YOUR OBJECTIVE
The records below need to be set down again exactly; their images stay out.

Extracted data entries

::::

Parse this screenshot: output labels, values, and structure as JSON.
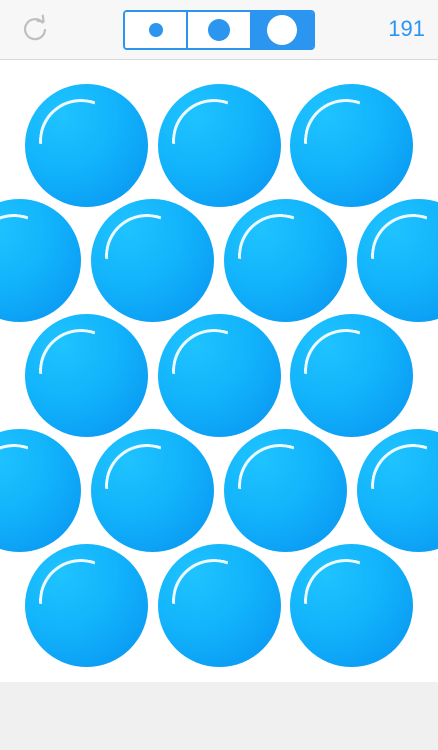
{
  "toolbar": {
    "reset_icon": "refresh-icon",
    "size_options": [
      {
        "name": "small",
        "selected": false
      },
      {
        "name": "medium",
        "selected": false
      },
      {
        "name": "large",
        "selected": true
      }
    ],
    "counter": "191"
  },
  "board": {
    "rows": 5,
    "bubbles_per_row": [
      3,
      4,
      3,
      4,
      3
    ]
  },
  "colors": {
    "accent": "#2b95f0",
    "bubble": "#12b3fb",
    "toolbar_bg": "#f7f7f7",
    "footer_bg": "#f0f0f0"
  }
}
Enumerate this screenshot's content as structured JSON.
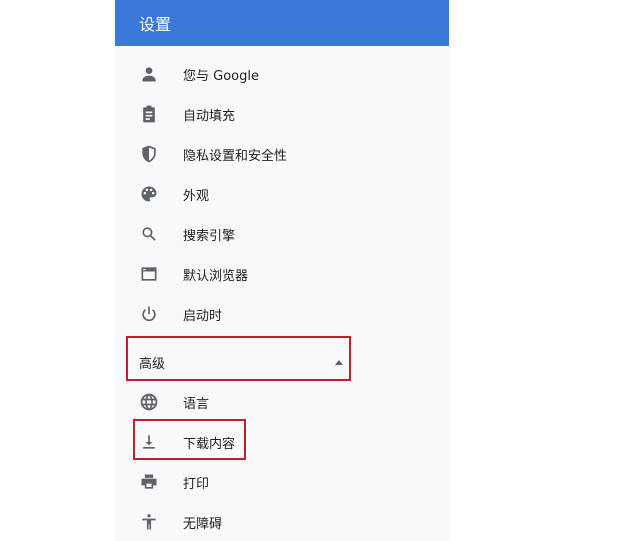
{
  "header": {
    "title": "设置"
  },
  "nav": {
    "items": [
      {
        "label": "您与 Google",
        "icon": "person-icon"
      },
      {
        "label": "自动填充",
        "icon": "clipboard-icon"
      },
      {
        "label": "隐私设置和安全性",
        "icon": "shield-icon"
      },
      {
        "label": "外观",
        "icon": "palette-icon"
      },
      {
        "label": "搜索引擎",
        "icon": "search-icon"
      },
      {
        "label": "默认浏览器",
        "icon": "browser-window-icon"
      },
      {
        "label": "启动时",
        "icon": "power-icon"
      }
    ],
    "advanced": {
      "label": "高级",
      "icon": "arrow-up-icon"
    },
    "advanced_items": [
      {
        "label": "语言",
        "icon": "globe-icon"
      },
      {
        "label": "下载内容",
        "icon": "download-icon"
      },
      {
        "label": "打印",
        "icon": "printer-icon"
      },
      {
        "label": "无障碍",
        "icon": "accessibility-icon"
      }
    ]
  },
  "colors": {
    "header_bg": "#3c78d8",
    "highlight": "#c0202a",
    "icon": "#5f6368"
  }
}
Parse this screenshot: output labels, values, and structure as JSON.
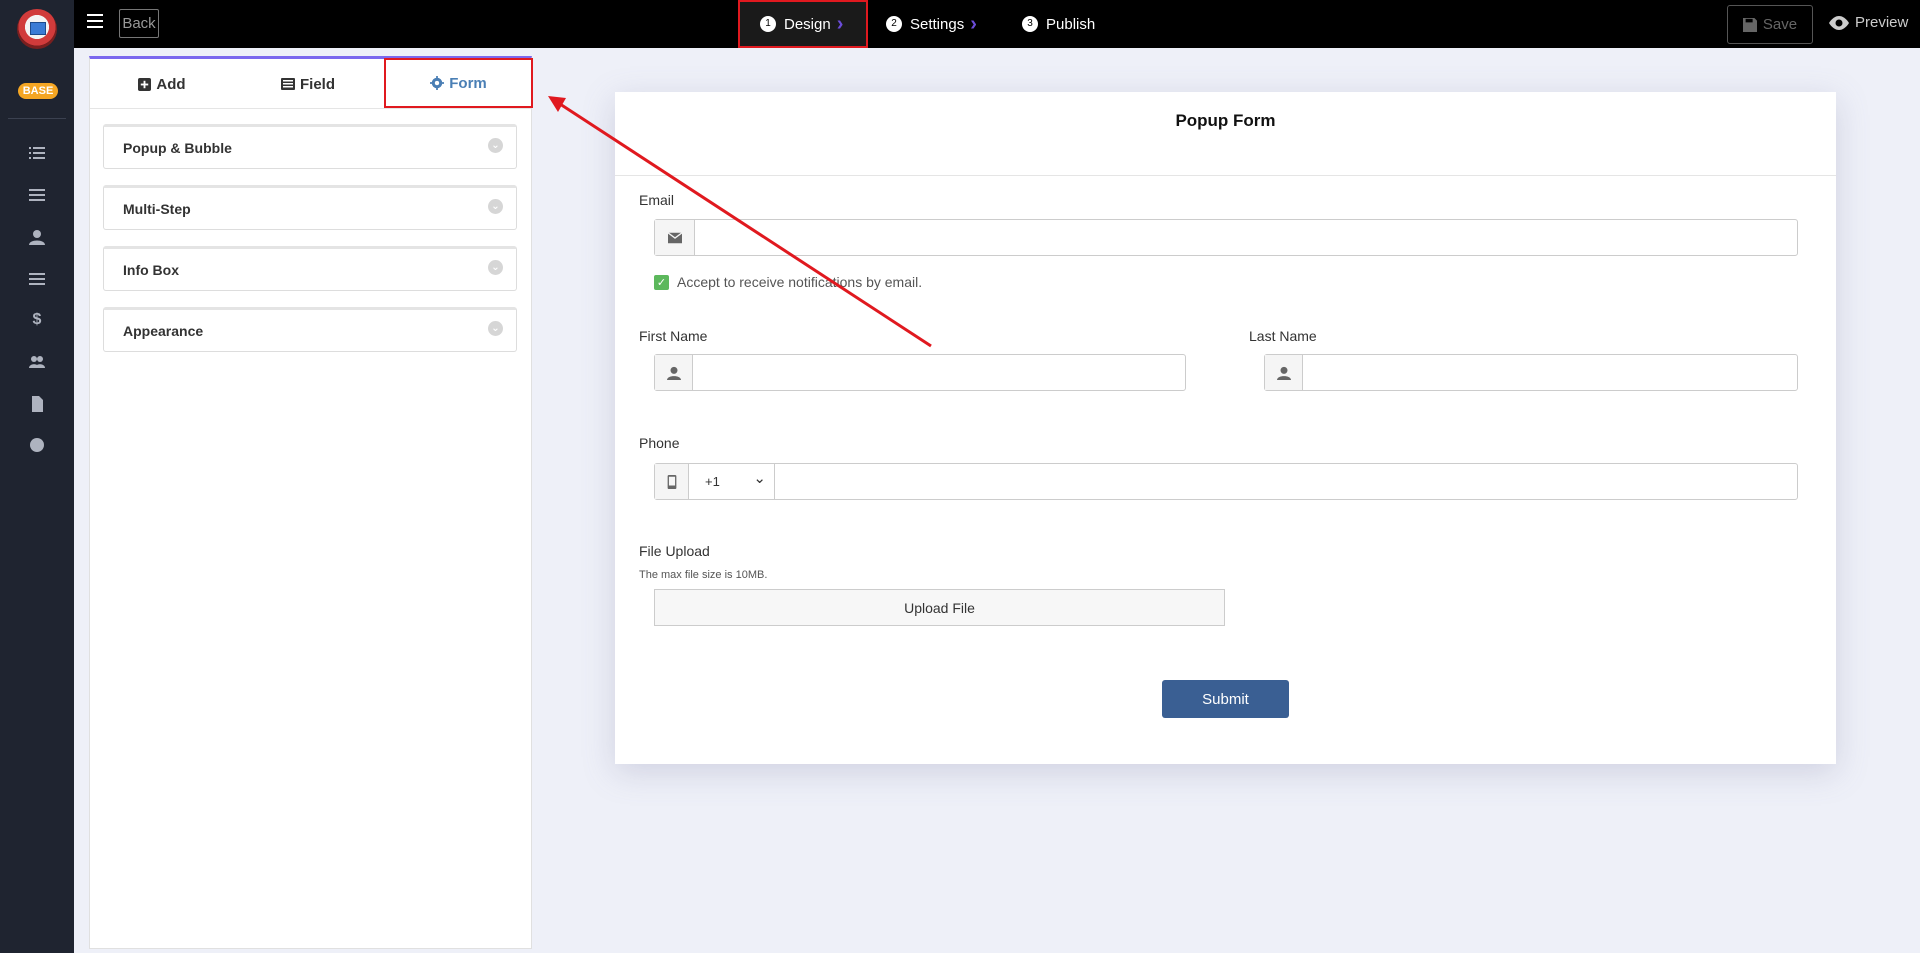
{
  "nav": {
    "badge": "BASE",
    "items": [
      "list-icon",
      "menu-icon",
      "user-icon",
      "menu-icon",
      "dollar-icon",
      "users-icon",
      "file-icon",
      "smile-icon"
    ]
  },
  "topbar": {
    "back_label": "Back",
    "steps": [
      {
        "num": "1",
        "label": "Design",
        "active": true
      },
      {
        "num": "2",
        "label": "Settings",
        "active": false
      },
      {
        "num": "3",
        "label": "Publish",
        "active": false
      }
    ],
    "save_label": "Save",
    "preview_label": "Preview"
  },
  "panel": {
    "tabs": [
      {
        "label": "Add",
        "icon": "plus-square-icon"
      },
      {
        "label": "Field",
        "icon": "list-alt-icon"
      },
      {
        "label": "Form",
        "icon": "gear-icon",
        "active": true
      }
    ],
    "sections": [
      "Popup & Bubble",
      "Multi-Step",
      "Info Box",
      "Appearance"
    ]
  },
  "form": {
    "title": "Popup Form",
    "email_label": "Email",
    "email_value": "",
    "consent_text": "Accept to receive notifications by email.",
    "first_name_label": "First Name",
    "last_name_label": "Last Name",
    "phone_label": "Phone",
    "phone_code": "+1",
    "file_upload_label": "File Upload",
    "file_hint": "The max file size is 10MB.",
    "upload_button": "Upload File",
    "submit_button": "Submit"
  },
  "colors": {
    "accent": "#7b68ee",
    "highlight": "#e0191f",
    "submit": "#3a5f93"
  }
}
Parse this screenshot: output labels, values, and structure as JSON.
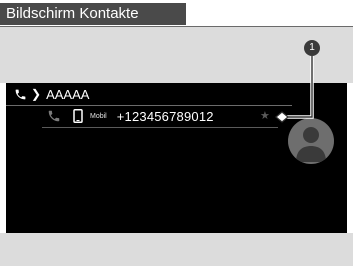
{
  "header": {
    "title": "Bildschirm Kontakte"
  },
  "breadcrumb": {
    "contact_name": "AAAAA"
  },
  "entry": {
    "type_label": "Mobil",
    "number": "+123456789012",
    "star_glyph": "★"
  },
  "callout": {
    "number": "1"
  },
  "icons": {
    "breadcrumb_icon": "phone-icon",
    "entry_call_icon": "phone-icon",
    "entry_type_icon": "mobile-phone-icon",
    "favorite_icon": "star-icon",
    "contact_image": "avatar-silhouette"
  },
  "colors": {
    "screen_background": "#000000",
    "band_background": "#dcdcdc",
    "header_background": "#4a4a4a",
    "avatar_background": "#6e6e6e"
  }
}
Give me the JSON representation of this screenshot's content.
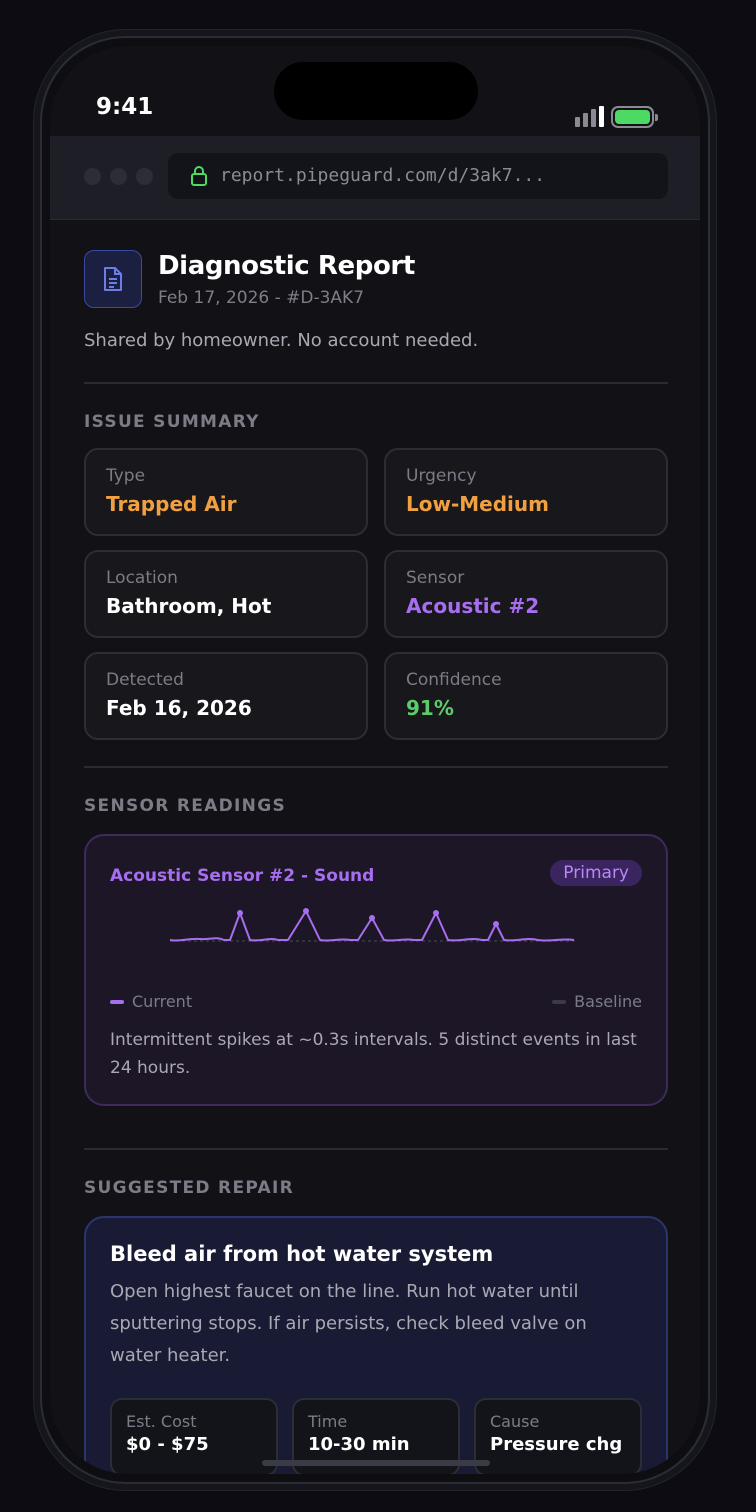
{
  "status_bar": {
    "time": "9:41"
  },
  "browser": {
    "url": "report.pipeguard.com/d/3ak7..."
  },
  "report": {
    "title": "Diagnostic Report",
    "subtitle": "Feb 17, 2026 - #D-3AK7",
    "shared_note": "Shared by homeowner. No account needed."
  },
  "issue_summary": {
    "heading": "ISSUE SUMMARY",
    "items": [
      {
        "label": "Type",
        "value": "Trapped Air",
        "color": "#f0a040"
      },
      {
        "label": "Urgency",
        "value": "Low-Medium",
        "color": "#f0a040"
      },
      {
        "label": "Location",
        "value": "Bathroom, Hot",
        "color": "#ffffff"
      },
      {
        "label": "Sensor",
        "value": "Acoustic #2",
        "color": "#a86ef0"
      },
      {
        "label": "Detected",
        "value": "Feb 16, 2026",
        "color": "#ffffff"
      },
      {
        "label": "Confidence",
        "value": "91%",
        "color": "#5ecb6a"
      }
    ]
  },
  "sensor_readings": {
    "heading": "SENSOR READINGS",
    "sensor_name": "Acoustic Sensor #2 - Sound",
    "badge": "Primary",
    "legend_current": "Current",
    "legend_baseline": "Baseline",
    "current_color": "#a86ef0",
    "baseline_color": "#3a3b44",
    "description": "Intermittent spikes at ~0.3s intervals. 5 distinct events in last 24 hours."
  },
  "suggested_repair": {
    "heading": "SUGGESTED REPAIR",
    "title": "Bleed air from hot water system",
    "description": "Open highest faucet on the line. Run hot water until sputtering stops. If air persists, check bleed valve on water heater.",
    "stats": [
      {
        "label": "Est. Cost",
        "value": "$0 - $75"
      },
      {
        "label": "Time",
        "value": "10-30 min"
      },
      {
        "label": "Cause",
        "value": "Pressure chg"
      }
    ]
  }
}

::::

RESULT FOR THIS TASK
Parse this screenshot: output labels, values, and structure as JSON.
{
  "toolbar": {
    "reset_icon": "refresh-icon",
    "size_options": [
      {
        "name": "small",
        "selected": false
      },
      {
        "name": "medium",
        "selected": false
      },
      {
        "name": "large",
        "selected": true
      }
    ],
    "counter": "191"
  },
  "board": {
    "rows": 5,
    "bubbles_per_row": [
      3,
      4,
      3,
      4,
      3
    ]
  },
  "colors": {
    "accent": "#2b95f0",
    "bubble": "#12b3fb",
    "toolbar_bg": "#f7f7f7",
    "footer_bg": "#f0f0f0"
  }
}
Enumerate this screenshot's content as structured JSON.
{
  "header": {
    "title": "设置"
  },
  "nav": {
    "items": [
      {
        "label": "您与 Google",
        "icon": "person-icon"
      },
      {
        "label": "自动填充",
        "icon": "clipboard-icon"
      },
      {
        "label": "隐私设置和安全性",
        "icon": "shield-icon"
      },
      {
        "label": "外观",
        "icon": "palette-icon"
      },
      {
        "label": "搜索引擎",
        "icon": "search-icon"
      },
      {
        "label": "默认浏览器",
        "icon": "browser-window-icon"
      },
      {
        "label": "启动时",
        "icon": "power-icon"
      }
    ],
    "advanced": {
      "label": "高级",
      "icon": "arrow-up-icon"
    },
    "advanced_items": [
      {
        "label": "语言",
        "icon": "globe-icon"
      },
      {
        "label": "下载内容",
        "icon": "download-icon"
      },
      {
        "label": "打印",
        "icon": "printer-icon"
      },
      {
        "label": "无障碍",
        "icon": "accessibility-icon"
      }
    ]
  },
  "colors": {
    "header_bg": "#3c78d8",
    "highlight": "#c0202a",
    "icon": "#5f6368"
  }
}
Parse this screenshot: output labels, values, and structure as JSON.
{
  "nav": {
    "badge": "BASE",
    "items": [
      "list-icon",
      "menu-icon",
      "user-icon",
      "menu-icon",
      "dollar-icon",
      "users-icon",
      "file-icon",
      "smile-icon"
    ]
  },
  "topbar": {
    "back_label": "Back",
    "steps": [
      {
        "num": "1",
        "label": "Design",
        "active": true
      },
      {
        "num": "2",
        "label": "Settings",
        "active": false
      },
      {
        "num": "3",
        "label": "Publish",
        "active": false
      }
    ],
    "save_label": "Save",
    "preview_label": "Preview"
  },
  "panel": {
    "tabs": [
      {
        "label": "Add",
        "icon": "plus-square-icon"
      },
      {
        "label": "Field",
        "icon": "list-alt-icon"
      },
      {
        "label": "Form",
        "icon": "gear-icon",
        "active": true
      }
    ],
    "sections": [
      "Popup & Bubble",
      "Multi-Step",
      "Info Box",
      "Appearance"
    ]
  },
  "form": {
    "title": "Popup Form",
    "email_label": "Email",
    "email_value": "",
    "consent_text": "Accept to receive notifications by email.",
    "first_name_label": "First Name",
    "last_name_label": "Last Name",
    "phone_label": "Phone",
    "phone_code": "+1",
    "file_upload_label": "File Upload",
    "file_hint": "The max file size is 10MB.",
    "upload_button": "Upload File",
    "submit_button": "Submit"
  },
  "colors": {
    "accent": "#7b68ee",
    "highlight": "#e0191f",
    "submit": "#3a5f93"
  }
}
Parse this screenshot: output labels, values, and structure as JSON.
{
  "header": {
    "title": "Bildschirm Kontakte"
  },
  "breadcrumb": {
    "contact_name": "AAAAA"
  },
  "entry": {
    "type_label": "Mobil",
    "number": "+123456789012",
    "star_glyph": "★"
  },
  "callout": {
    "number": "1"
  },
  "icons": {
    "breadcrumb_icon": "phone-icon",
    "entry_call_icon": "phone-icon",
    "entry_type_icon": "mobile-phone-icon",
    "favorite_icon": "star-icon",
    "contact_image": "avatar-silhouette"
  },
  "colors": {
    "screen_background": "#000000",
    "band_background": "#dcdcdc",
    "header_background": "#4a4a4a",
    "avatar_background": "#6e6e6e"
  }
}
Give me the JSON representation of this screenshot's content.
{
  "status_bar": {
    "time": "9:41"
  },
  "browser": {
    "url": "report.pipeguard.com/d/3ak7..."
  },
  "report": {
    "title": "Diagnostic Report",
    "subtitle": "Feb 17, 2026 - #D-3AK7",
    "shared_note": "Shared by homeowner. No account needed."
  },
  "issue_summary": {
    "heading": "ISSUE SUMMARY",
    "items": [
      {
        "label": "Type",
        "value": "Trapped Air",
        "color": "#f0a040"
      },
      {
        "label": "Urgency",
        "value": "Low-Medium",
        "color": "#f0a040"
      },
      {
        "label": "Location",
        "value": "Bathroom, Hot",
        "color": "#ffffff"
      },
      {
        "label": "Sensor",
        "value": "Acoustic #2",
        "color": "#a86ef0"
      },
      {
        "label": "Detected",
        "value": "Feb 16, 2026",
        "color": "#ffffff"
      },
      {
        "label": "Confidence",
        "value": "91%",
        "color": "#5ecb6a"
      }
    ]
  },
  "sensor_readings": {
    "heading": "SENSOR READINGS",
    "sensor_name": "Acoustic Sensor #2 - Sound",
    "badge": "Primary",
    "legend_current": "Current",
    "legend_baseline": "Baseline",
    "current_color": "#a86ef0",
    "baseline_color": "#3a3b44",
    "description": "Intermittent spikes at ~0.3s intervals. 5 distinct events in last 24 hours."
  },
  "suggested_repair": {
    "heading": "SUGGESTED REPAIR",
    "title": "Bleed air from hot water system",
    "description": "Open highest faucet on the line. Run hot water until sputtering stops. If air persists, check bleed valve on water heater.",
    "stats": [
      {
        "label": "Est. Cost",
        "value": "$0 - $75"
      },
      {
        "label": "Time",
        "value": "10-30 min"
      },
      {
        "label": "Cause",
        "value": "Pressure chg"
      }
    ]
  }
}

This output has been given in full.